We were taught how to dye even, level colors–like what you’d get from a professional dyeing facility. No streaking. No felting. No mottling. If you want to weave 4 square feet of color X, you can be confident that you can dye a level color X. This is important because some projects call for more yarn than can be dyed in one dye pot, or perhaps even in one dyeing session using several dye pots. Experienced dyers know this, but for the uninitiated I’ll explain. Level colors require one to be exact in measuring the dye solution quantities in the formula (think of the formula as a color recipe) into the dye bath. You must be alert to the temperature of the water heating in the dye pot and add dyes and acids at prescribed intervals. You must not crowd the pot with yarn skeins so that they can float freely without twisting or binding. Otherwise, the yarn is unable to evenly absorb the dye. And, you must stand by the simmering dye pots and stir the yarn for 45 minutes so that the dye and chemicals are evenly distributed and fully absorbed. There are further steps, but these suffice for my purposes here.

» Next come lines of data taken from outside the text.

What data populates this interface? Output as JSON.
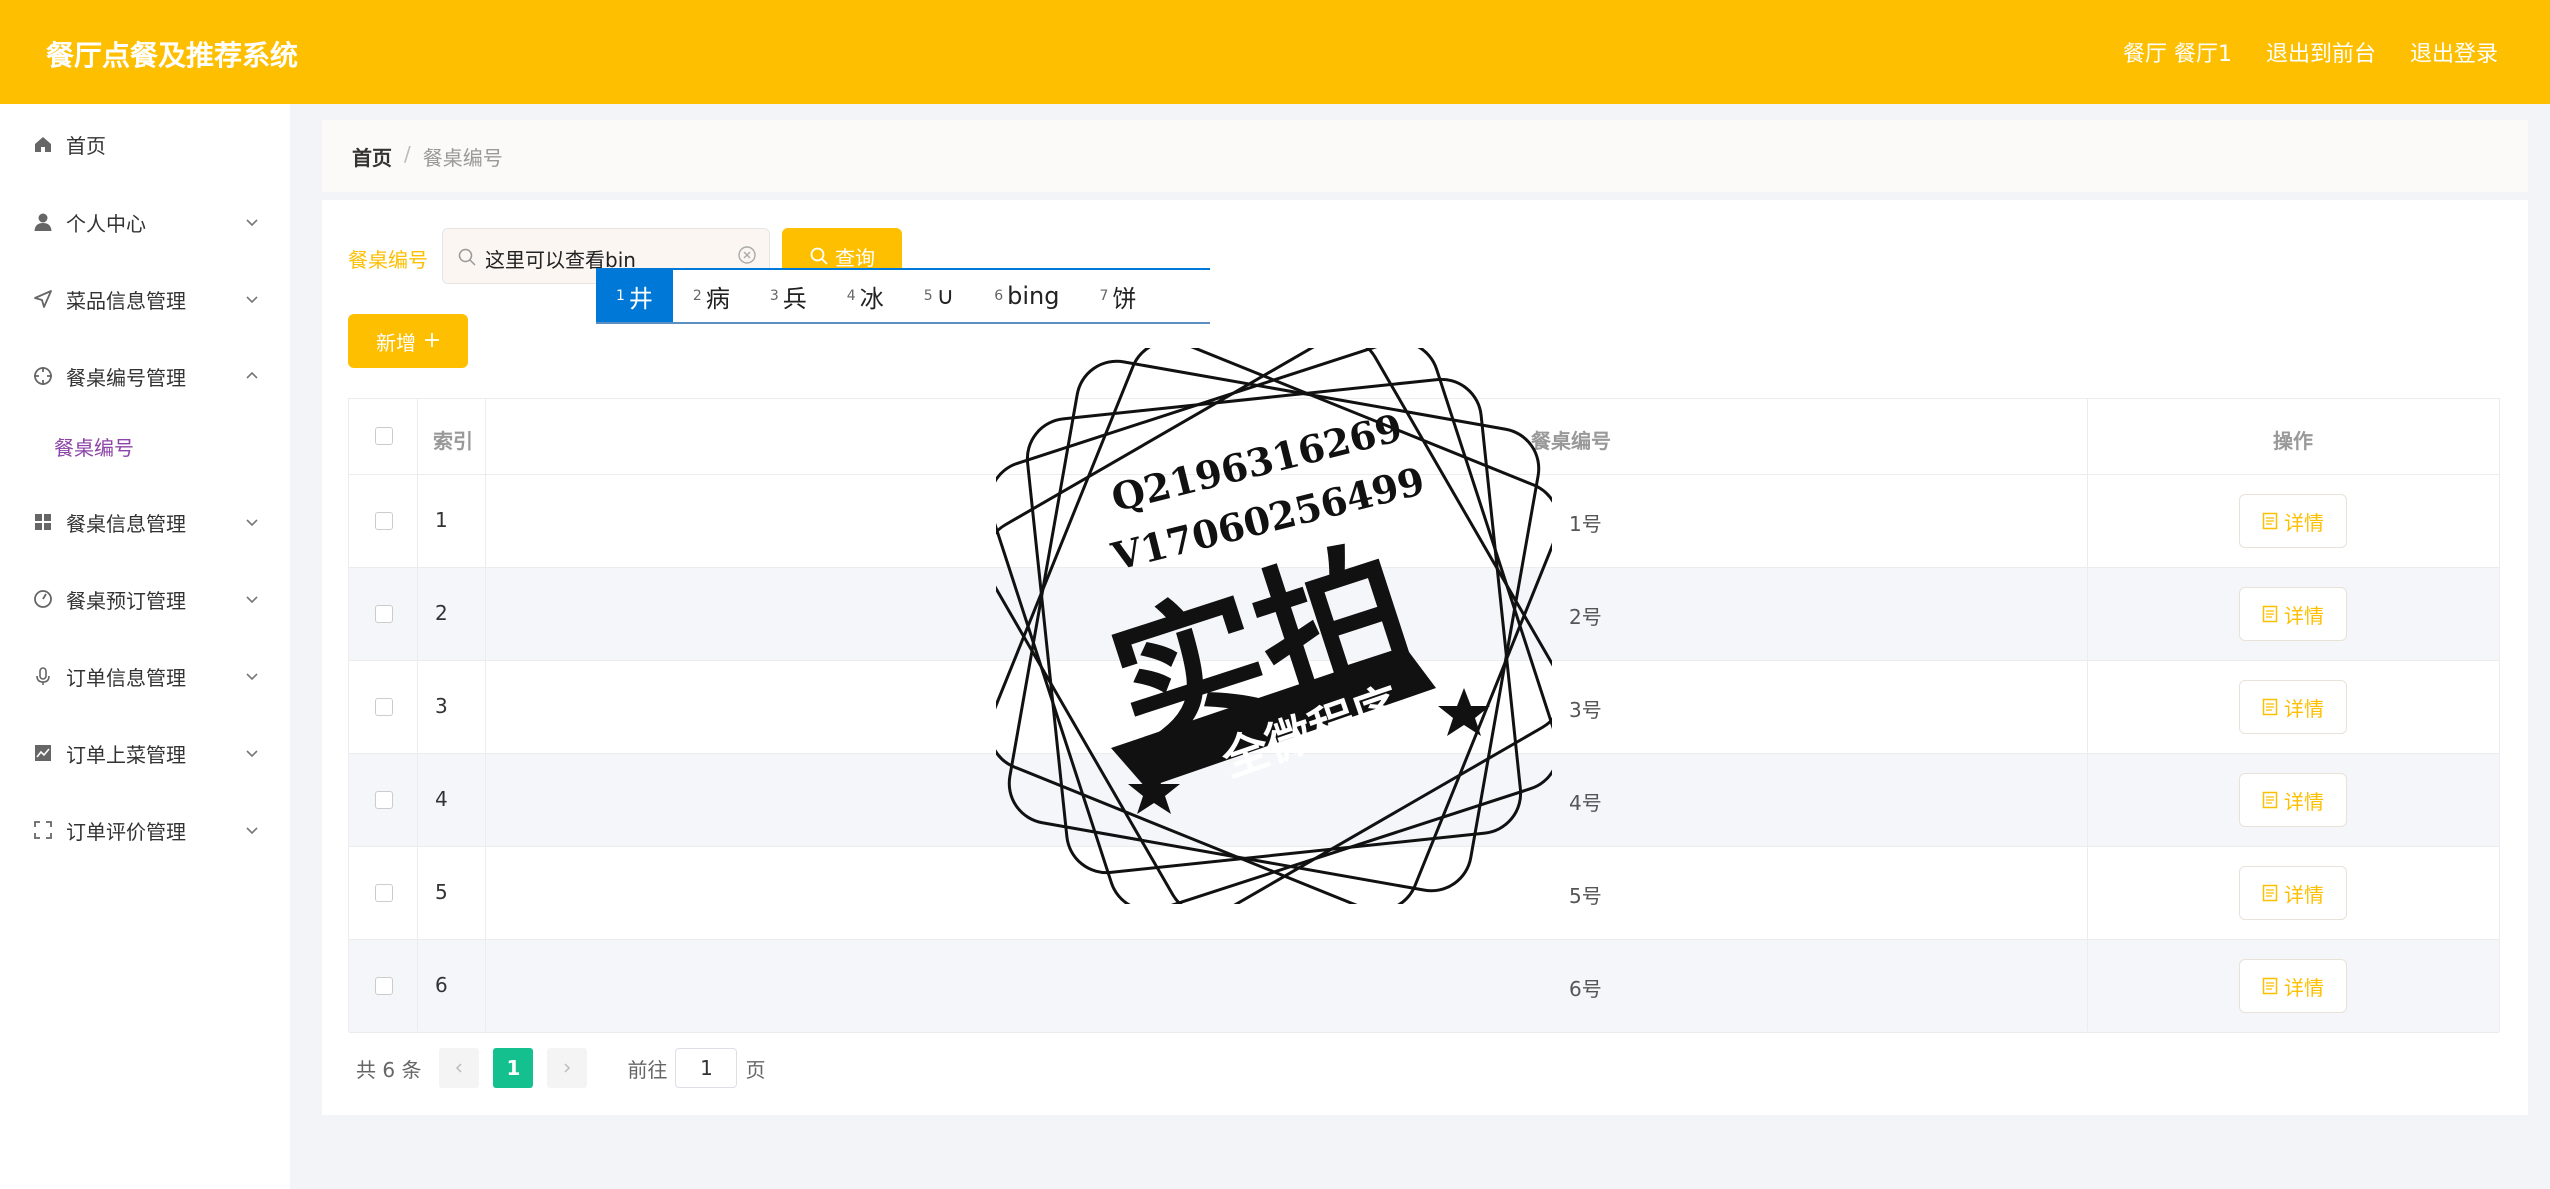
{
  "header": {
    "title": "餐厅点餐及推荐系统",
    "user": "餐厅 餐厅1",
    "to_front": "退出到前台",
    "logout": "退出登录"
  },
  "sidebar": {
    "items": [
      {
        "label": "首页",
        "icon": "home-icon"
      },
      {
        "label": "个人中心",
        "icon": "user-icon"
      },
      {
        "label": "菜品信息管理",
        "icon": "send-icon"
      },
      {
        "label": "餐桌编号管理",
        "icon": "target-icon"
      },
      {
        "label": "餐桌信息管理",
        "icon": "grid-icon"
      },
      {
        "label": "餐桌预订管理",
        "icon": "gauge-icon"
      },
      {
        "label": "订单信息管理",
        "icon": "microphone-icon"
      },
      {
        "label": "订单上菜管理",
        "icon": "chart-icon"
      },
      {
        "label": "订单评价管理",
        "icon": "fullscreen-icon"
      }
    ],
    "submenu": "餐桌编号"
  },
  "breadcrumb": {
    "home": "首页",
    "sep": "/",
    "current": "餐桌编号"
  },
  "search": {
    "label": "餐桌编号",
    "value": "这里可以查看bin",
    "query_label": "查询"
  },
  "ime": {
    "candidates": [
      {
        "num": "1",
        "text": "井"
      },
      {
        "num": "2",
        "text": "病"
      },
      {
        "num": "3",
        "text": "兵"
      },
      {
        "num": "4",
        "text": "冰"
      },
      {
        "num": "5",
        "text": "∪"
      },
      {
        "num": "6",
        "text": "bing"
      },
      {
        "num": "7",
        "text": "饼"
      }
    ]
  },
  "add_label": "新增",
  "table": {
    "headers": {
      "index": "索引",
      "name": "餐桌编号",
      "action": "操作"
    },
    "detail_label": "详情",
    "rows": [
      {
        "index": "1",
        "name": "1号"
      },
      {
        "index": "2",
        "name": "2号"
      },
      {
        "index": "3",
        "name": "3号"
      },
      {
        "index": "4",
        "name": "4号"
      },
      {
        "index": "5",
        "name": "5号"
      },
      {
        "index": "6",
        "name": "6号"
      }
    ]
  },
  "pager": {
    "total": "共 6 条",
    "current": "1",
    "goto": "前往",
    "goto_value": "1",
    "page_suffix": "页"
  },
  "watermark": {
    "line1": "Q2196316269",
    "line2": "V17060256499",
    "big": "实拍",
    "ribbon": "全微程序"
  },
  "colors": {
    "brand": "#fdbf00",
    "active_page": "#13c08e",
    "ime_highlight": "#0078d7",
    "submenu_active": "#8c44a8"
  }
}
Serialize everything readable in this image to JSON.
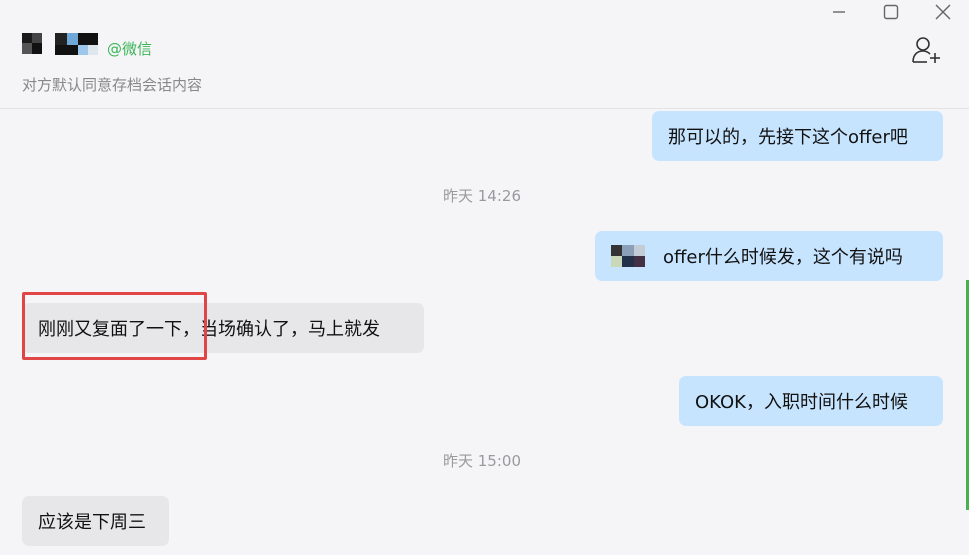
{
  "header": {
    "contact_suffix": "@微信",
    "subtitle": "对方默认同意存档会话内容"
  },
  "messages": {
    "m1": "那可以的，先接下这个offer吧",
    "ts1": "昨天 14:26",
    "m2": "offer什么时候发，这个有说吗",
    "m3": "刚刚又复面了一下，当场确认了，马上就发",
    "m4": "OKOK，入职时间什么时候",
    "ts2": "昨天 15:00",
    "m5": "应该是下周三"
  },
  "colors": {
    "self_bubble": "#c7e4ff",
    "other_bubble": "#e7e7ea",
    "highlight": "#e04646",
    "wechat_green": "#3cb558"
  },
  "icons": [
    "minimize-icon",
    "maximize-icon",
    "close-icon",
    "add-user-icon"
  ]
}
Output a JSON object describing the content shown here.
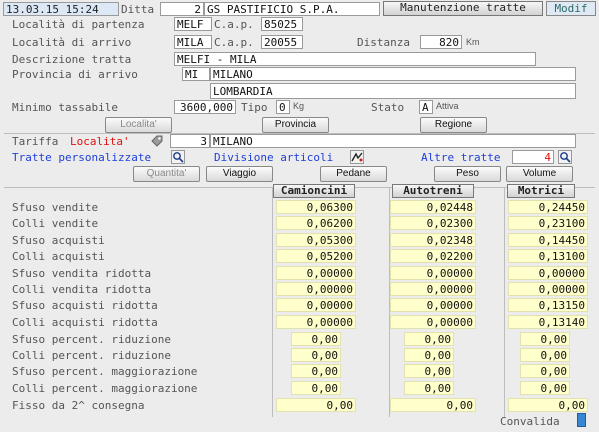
{
  "header": {
    "date": "13.03.15 15:24",
    "ditta_label": "Ditta",
    "ditta_code": "2",
    "ditta_name": "GS PASTIFICIO S.P.A.",
    "title": "Manutenzione tratte",
    "mode": "Modif"
  },
  "form": {
    "partenza_label": "Località di partenza",
    "partenza_code": "MELF",
    "cap_label": "C.a.p.",
    "partenza_cap": "85025",
    "arrivo_label": "Località di arrivo",
    "arrivo_code": "MILA",
    "arrivo_cap": "20055",
    "distanza_label": "Distanza",
    "distanza_value": "820",
    "distanza_unit": "Km",
    "descrizione_label": "Descrizione tratta",
    "descrizione_value": "MELFI - MILA",
    "provincia_label": "Provincia di arrivo",
    "provincia_code": "MI",
    "provincia_name": "MILANO",
    "regione_name": "LOMBARDIA",
    "minimo_label": "Minimo tassabile",
    "minimo_value": "3600,000",
    "tipo_label": "Tipo",
    "tipo_value": "0",
    "tipo_unit": "Kg",
    "stato_label": "Stato",
    "stato_value": "A",
    "stato_desc": "Attiva"
  },
  "buttons": {
    "localita": "Localita'",
    "provincia": "Provincia",
    "regione": "Regione",
    "quantita": "Quantita'",
    "viaggio": "Viaggio",
    "pedane": "Pedane",
    "peso": "Peso",
    "volume": "Volume"
  },
  "tariffa": {
    "label": "Tariffa",
    "type": "Localita'",
    "code": "3",
    "name": "MILANO"
  },
  "links": {
    "tratte_personalizzate": "Tratte personalizzate",
    "divisione_articoli": "Divisione articoli",
    "altre_tratte": "Altre tratte",
    "altre_tratte_count": "4"
  },
  "grid": {
    "columns": [
      "Camioncini",
      "Autotreni",
      "Motrici"
    ],
    "rows": [
      {
        "label": "Sfuso vendite",
        "values": [
          "0,06300",
          "0,02448",
          "0,24450"
        ]
      },
      {
        "label": "Colli vendite",
        "values": [
          "0,06200",
          "0,02300",
          "0,23100"
        ]
      },
      {
        "label": "Sfuso acquisti",
        "values": [
          "0,05300",
          "0,02348",
          "0,14450"
        ]
      },
      {
        "label": "Colli acquisti",
        "values": [
          "0,05200",
          "0,02200",
          "0,13100"
        ]
      },
      {
        "label": "Sfuso vendita  ridotta",
        "values": [
          "0,00000",
          "0,00000",
          "0,00000"
        ]
      },
      {
        "label": "Colli vendita  ridotta",
        "values": [
          "0,00000",
          "0,00000",
          "0,00000"
        ]
      },
      {
        "label": "Sfuso acquisti ridotta",
        "values": [
          "0,00000",
          "0,00000",
          "0,13150"
        ]
      },
      {
        "label": "Colli acquisti ridotta",
        "values": [
          "0,00000",
          "0,00000",
          "0,13140"
        ]
      }
    ],
    "perc_rows": [
      {
        "label": "Sfuso percent. riduzione",
        "values": [
          "0,00",
          "0,00",
          "0,00"
        ]
      },
      {
        "label": "Colli percent. riduzione",
        "values": [
          "0,00",
          "0,00",
          "0,00"
        ]
      },
      {
        "label": "Sfuso percent. maggiorazione",
        "values": [
          "0,00",
          "0,00",
          "0,00"
        ]
      },
      {
        "label": "Colli percent. maggiorazione",
        "values": [
          "0,00",
          "0,00",
          "0,00"
        ]
      }
    ],
    "fisso_row": {
      "label": "Fisso da 2^ consegna",
      "values": [
        "0,00",
        "0,00",
        "0,00"
      ]
    }
  },
  "footer": {
    "convalida": "Convalida"
  }
}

Examples of color gradations. The progressions are exponential rather than arithmetic because the former makes for visually smooth transitions between steps. The samples that follow are from class assignments when I was a graduate student in the M.F.A. program and from classes I taught as a graduate assistant.
Inventing colors is fun. It means coming up with dye formulas. Then, doing gradations of a formula to have a range of values to choose from. Then, doing 2-way color mixes in which you measure dye solution in a 10-step gradation at 1.6 multiples increments for one color (0.025 % – 0.04% – 0.06% – 0.1% – 0.16% – 0.25% – 0.4% – 0.6% – 1.0% – 1.6%), and the same steps for the second color, but in reverse order.
In the above example, “Spring ’85 Toner,” is one of the colors in the 2-way color mix, the second color being Violet Blex. A toner is a color made up of 2 or more colors. “Spring ’85 Toner” is made up of 6 colors, their percentages in the formula all adding up to total 1.0% dye solution–the standard dye solution we used. This toner blend is either cool or warm depending on its ingredients. You can then use this toner as a “color” to mix with another color (as above with Violet Blex) so as to come up with a complex color. These combinations result in more interesting colors than you would have got had you just done a 2-way color mix of 2 plain colors, say Violet Blex + Orange 2GY. From experience, I’ve found that doing a 2-way color mix of 2 toners would often result in muddy colors.